But leading health experts are warning that if we don’t act soon, we could turn back the clock to the days when a bout of strep throat could be fatal. In fact, the Centers for Disease Control and Prevention (CDC) has identified the spread of antibiotic-resistant bacteria—aka superbugs—as one of the top five health threats facing the country. Conservatively, at least 2 million Americans are sickened with antibiotic-resistant infections every year, and at least 23,000 die as a result of those infections.
The biggest driver of this problem is the overuse of antibiotics. But it’s not just people getting unnecessary prescriptions: more than 70 percent of medically important antibiotics in the U.S. are actually sold for use on livestock. The vast majority of those drugs—95 percent—are routinely distributed en masse in feed or water, primarily to animals that are not sick to help them survive crowded and stressful conditions on industrial farms. That’s like sprinkling antibiotics on children’s cereal every morning instead of focusing on preventive measures like hand washing and nutrition!
These drugs should only be used on animals when they are sick. And with such a large portion of antibiotics in the U.S. being used in animal agriculture, addressing the problem there is critical to keeping the life-saving drugs working when sick people need them.
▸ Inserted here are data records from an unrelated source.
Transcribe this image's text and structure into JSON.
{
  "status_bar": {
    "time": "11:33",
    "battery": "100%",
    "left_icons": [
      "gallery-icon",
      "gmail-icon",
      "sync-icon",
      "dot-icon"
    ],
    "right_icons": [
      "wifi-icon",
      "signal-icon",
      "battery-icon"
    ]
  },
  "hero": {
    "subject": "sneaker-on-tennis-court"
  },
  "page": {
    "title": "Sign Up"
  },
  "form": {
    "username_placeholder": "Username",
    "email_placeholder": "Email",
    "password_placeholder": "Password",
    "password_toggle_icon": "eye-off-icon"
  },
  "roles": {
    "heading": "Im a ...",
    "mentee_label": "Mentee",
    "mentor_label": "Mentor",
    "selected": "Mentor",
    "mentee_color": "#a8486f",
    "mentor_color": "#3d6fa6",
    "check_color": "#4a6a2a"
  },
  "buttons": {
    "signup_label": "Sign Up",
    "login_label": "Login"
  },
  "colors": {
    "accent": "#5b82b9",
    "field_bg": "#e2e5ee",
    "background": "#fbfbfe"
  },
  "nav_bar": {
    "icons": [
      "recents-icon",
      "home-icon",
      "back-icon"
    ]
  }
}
That’s because antibiotic-resistant bacteria on the farm can spread to our communities through food, the environment, and workers.
The good news is that things are starting to change. While action at the federal level has been weak and riddled with loopholes, consumer demand for responsibly raised meat has been increasing. As a result, both states and the marketplace are increasingly responding and driving progress.
On the policy side, states like California and Maryland are filling in the federal gap, both recently passing legislation to ensure that antibiotics are only used in their states when animals are sick. Meanwhile, consumers are driving companies to clean up their chicken supply chains nationwide: NRDC estimates that nearly half of the U.S. chicken industry is now either under an antibiotics stewardship commitment or is already using responsible practices, according to published statements and data from the WattPoultryUSA 2017 Survey.
The fast food industry has been leading the way in driving this progress—with 12 out of the top 15 fast food chains in the U.S. having now committed to some level of responsible antibiotics use for their chicken supplies. These are household names like KFC, McDonald’s, and Subway. (NRDC and a coalition of groups will be releasing our third annual Chain Reaction report this fall, grading the nation’s top restaurants on their antibiotics use policies and practices.)
Major chicken producers like Perdue, Tyson, and Foster Farms have also made comprehensive commitments to improve their antibiotics policies. These are the giants of the chicken industry—if they can do it, anyone can.
While the fast food industry and producers have emerged as leaders in tackling the problem in the chicken industry, grocery stores have stood out as a major weak spot. Americans shop at supermarkets an average of 1.5 times a week. What they choose to sell, and how they market it, has a major impact on public health—for better or worse. Right now, it’s not for the better. My organization recently graded the top five grocery store chains in the U.S., which represent more than 50 percent of the market share in North America, on their antibiotics policies and practices around chicken. All 5 of those stores got Ds.
Progress has also been much slower within the pork and beef industries. That is the next frontier in addressing this crisis.
In the absence of a federal policy to limit antibiotics use only on sick animals, we must keep pushing the market and states forward. All of us can play a role by supporting companies that adopt more responsible practices and putting pressure on those that are lagging behind. And we can call on our state leaders to pass laws like those in Maryland and California to fill the gap.
A world without antibiotics may be terrifying, but together we have the power to prevent it.